Since the time she was a little girl, eighteen-year-old Finley “Finn” Hemmings has always lived her life according to a plan, focused and driven with no time for the average young adult’s carefree experiences. On the night of her high school graduation, things take a dramatic turn when she discovers that her mother has been keeping a secret from her—a secret that causes Finn to do something she had never done before—veer off her plan. In the middle of the night, Finn packs her bags and travels by bus to
seeking the truth. In Graceville, Finn has experiences that change her life forever; a summer of love, forgiveness and revelations. She learns to take chances, to take the plunge and to dive right in to what life has to offer. Graceville, SC
The Musings of an Austen Addict
Everyone has a favorite book. It's the book you can claim to have read a million times. It's the one where you know the characters so well, that they feel real to you. It's the book that you can repeat certain passages verbatim.
To say I've read Pride and Prejudice by Jane Austen a bunch of times is a gross understatement. Every Christmas, as part of a yearly ritual, I reread it. “Hello, my name is Shannon McCrimmon and I am a Jane Austen addict.”
Pride and Prejudice is my favorite novel of all time. It's a timeless romance with incredible characters. The chemistry between Mr. Darcy and Elizabeth is engrossing. You can't help but appreciate their initial disdain for one another, only to see their feelings blossom into a mutual attraction and then grow into full-fledged love.

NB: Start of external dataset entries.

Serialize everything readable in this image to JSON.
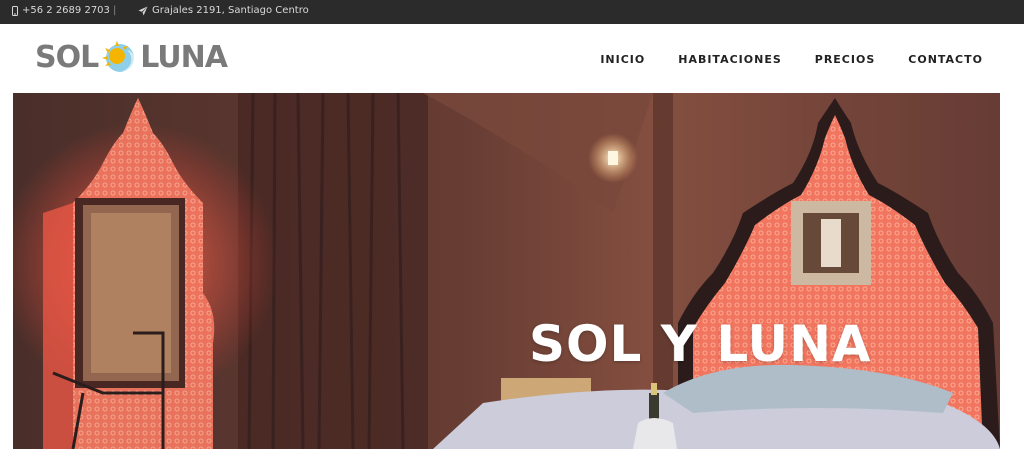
{
  "topbar": {
    "phone_icon": "mobile-phone-icon",
    "phone": "+56 2 2689 2703",
    "separator": "|",
    "address_icon": "paper-plane-icon",
    "address": "Grajales 2191, Santiago Centro",
    "background": "#2b2b2b"
  },
  "header": {
    "logo": {
      "left_word": "SOL",
      "right_word": "LUNA",
      "mark_icon": "sun-moon-icon",
      "sun_color": "#f4b400",
      "moon_color": "#8fd0e8"
    },
    "nav": [
      {
        "label": "INICIO"
      },
      {
        "label": "HABITACIONES"
      },
      {
        "label": "PRECIOS"
      },
      {
        "label": "CONTACTO"
      }
    ]
  },
  "hero": {
    "title": "SOL Y LUNA",
    "image_description_icon": "hotel-room-photo"
  }
}
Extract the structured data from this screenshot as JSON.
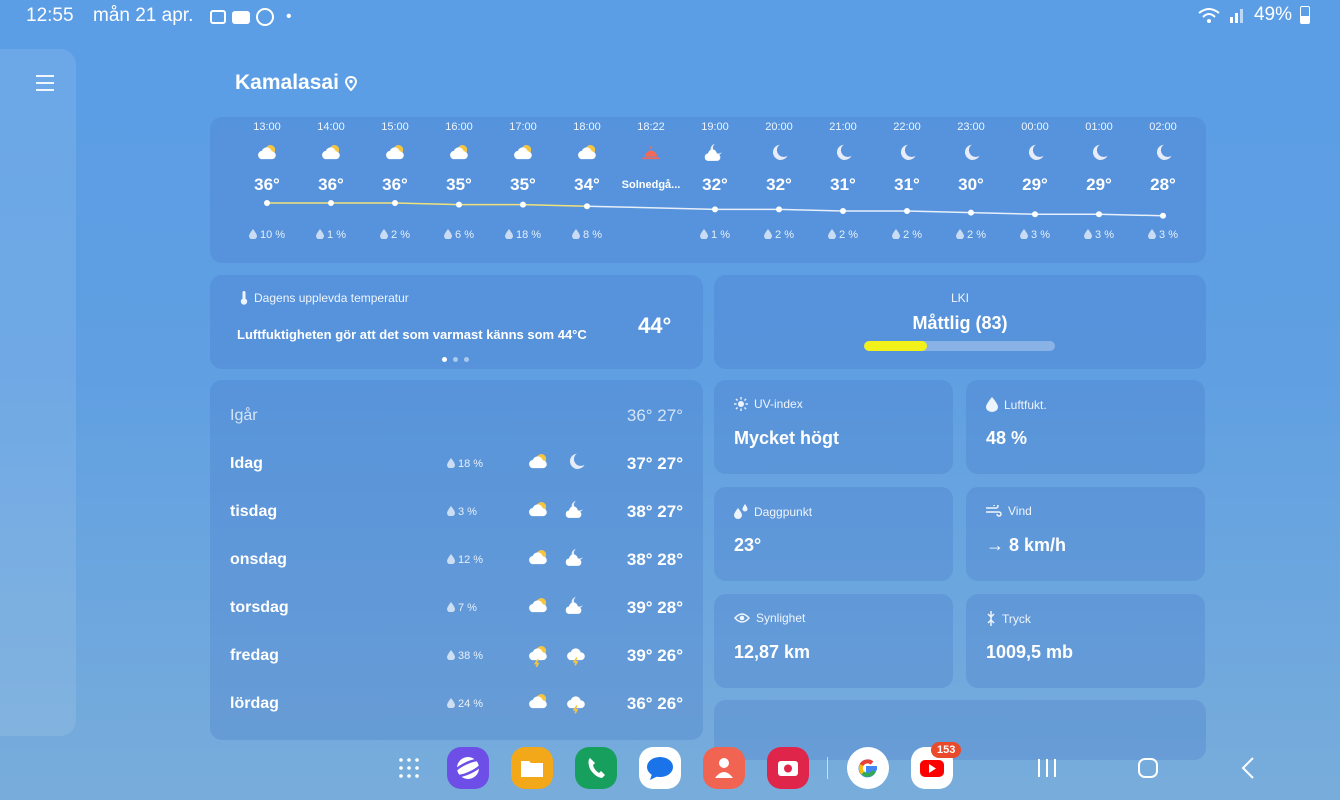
{
  "status": {
    "time": "12:55",
    "date": "mån 21 apr.",
    "dot": "•",
    "battery": "49%"
  },
  "location": {
    "name": "Kamalasai"
  },
  "hourly": [
    {
      "time": "13:00",
      "temp": "36°",
      "precip": "10 %",
      "icon": "partly-cloudy-day"
    },
    {
      "time": "14:00",
      "temp": "36°",
      "precip": "1 %",
      "icon": "partly-cloudy-day"
    },
    {
      "time": "15:00",
      "temp": "36°",
      "precip": "2 %",
      "icon": "partly-cloudy-day"
    },
    {
      "time": "16:00",
      "temp": "35°",
      "precip": "6 %",
      "icon": "partly-cloudy-day"
    },
    {
      "time": "17:00",
      "temp": "35°",
      "precip": "18 %",
      "icon": "partly-cloudy-day"
    },
    {
      "time": "18:00",
      "temp": "34°",
      "precip": "8 %",
      "icon": "partly-cloudy-day"
    },
    {
      "time": "18:22",
      "temp": "Solnedgå...",
      "precip": "",
      "icon": "sunset"
    },
    {
      "time": "19:00",
      "temp": "32°",
      "precip": "1 %",
      "icon": "partly-cloudy-night"
    },
    {
      "time": "20:00",
      "temp": "32°",
      "precip": "2 %",
      "icon": "moon"
    },
    {
      "time": "21:00",
      "temp": "31°",
      "precip": "2 %",
      "icon": "moon"
    },
    {
      "time": "22:00",
      "temp": "31°",
      "precip": "2 %",
      "icon": "moon"
    },
    {
      "time": "23:00",
      "temp": "30°",
      "precip": "2 %",
      "icon": "moon"
    },
    {
      "time": "00:00",
      "temp": "29°",
      "precip": "3 %",
      "icon": "moon"
    },
    {
      "time": "01:00",
      "temp": "29°",
      "precip": "3 %",
      "icon": "moon"
    },
    {
      "time": "02:00",
      "temp": "28°",
      "precip": "3 %",
      "icon": "moon"
    }
  ],
  "feels_like": {
    "label": "Dagens upplevda temperatur",
    "text": "Luftfuktigheten gör att det som varmast känns som 44°C",
    "value": "44°"
  },
  "aqi": {
    "label": "LKI",
    "value": "Måttlig (83)",
    "level": 0.33
  },
  "daily": [
    {
      "day": "Igår",
      "precip": "",
      "temps": "36° 27°",
      "icon_day": "",
      "icon_night": ""
    },
    {
      "day": "Idag",
      "precip": "18 %",
      "temps": "37° 27°",
      "icon_day": "partly-cloudy-day",
      "icon_night": "moon"
    },
    {
      "day": "tisdag",
      "precip": "3 %",
      "temps": "38° 27°",
      "icon_day": "partly-cloudy-day",
      "icon_night": "partly-cloudy-night"
    },
    {
      "day": "onsdag",
      "precip": "12 %",
      "temps": "38° 28°",
      "icon_day": "partly-cloudy-day",
      "icon_night": "partly-cloudy-night"
    },
    {
      "day": "torsdag",
      "precip": "7 %",
      "temps": "39° 28°",
      "icon_day": "partly-cloudy-day",
      "icon_night": "partly-cloudy-night"
    },
    {
      "day": "fredag",
      "precip": "38 %",
      "temps": "39° 26°",
      "icon_day": "thunder-rain",
      "icon_night": "thunder-cloud"
    },
    {
      "day": "lördag",
      "precip": "24 %",
      "temps": "36° 26°",
      "icon_day": "partly-cloudy-day",
      "icon_night": "thunder-cloud"
    }
  ],
  "tiles": {
    "uv": {
      "label": "UV-index",
      "value": "Mycket högt"
    },
    "humidity": {
      "label": "Luftfukt.",
      "value": "48 %"
    },
    "dew": {
      "label": "Daggpunkt",
      "value": "23°"
    },
    "wind": {
      "label": "Vind",
      "value": "→ 8 km/h"
    },
    "visibility": {
      "label": "Synlighet",
      "value": "12,87 km"
    },
    "pressure": {
      "label": "Tryck",
      "value": "1009,5 mb"
    }
  },
  "dock": {
    "youtube_badge": "153"
  },
  "colors": {
    "accent_yellow": "#f2f21a",
    "sun": "#f5c542",
    "badge": "#e84a2b"
  }
}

There's that element of suspense where you are constantly asking yourself while reading it, “Will Mr. Darcy and Elizabeth Bennett end up together?” In my humble opinion, Darcy is one of the sexiest heroes and
is one of the wittiest heroines in literature.
The supporting characters are individuals in their own right: the dim-witted Mr. Collins, who knows nothing about women; the hypochondriac, very dramatic mother who will stop at nothing to marry off her five daughters; and the sweet, non-judgmental sister, Jane, who sees the good in everyone. Austen created an entire cast of colorful characters who enrich the story and make it such an entertaining, memorable read. Characters, who truly are characters, help make a story interesting. If they're dull and lifeless, then you won't be drawn in and may never finish the book.
I just completed the sequel to The Summer I Learned to Dive, entitled: The Year I Almost Drowned. It's slated to be released late fall of this year. I'm really excited about this one. I love the characters I created in The Summer I Learned to Dive and am equally as enthusiastic about the new characters that are introduced in the sequel.
When I create a character, I jot down EVERYTHING about that character, from their taste in music and food, to any peculiarities that they may have, and general background information. When the character of Jesse (swoon) was created, I decided he was a jazz fan and loved Nina Simone. I believed it fit him, because jazz music is incredibly sexy and in my opinion, so is Jesse!
Some people may think that writing a sequel would be easy. It's not. In fact, it can be an intense process where you start second guessing yourself by repeatedly asking, “Would this character do this?” I had to make sure that when the characters spoke, acted, or did anything for that matter that it was true to them and the idea of what I had originally created. For me, I took it as an opportunity to expand on their character. I wanted to give readers the chance to get to know them better―the way I know them.
Unique characters stand out. They pull you into the story and make you remember it. That's what Jane Austen did when she put pen to paper, and that's what I'm hoping to do, too.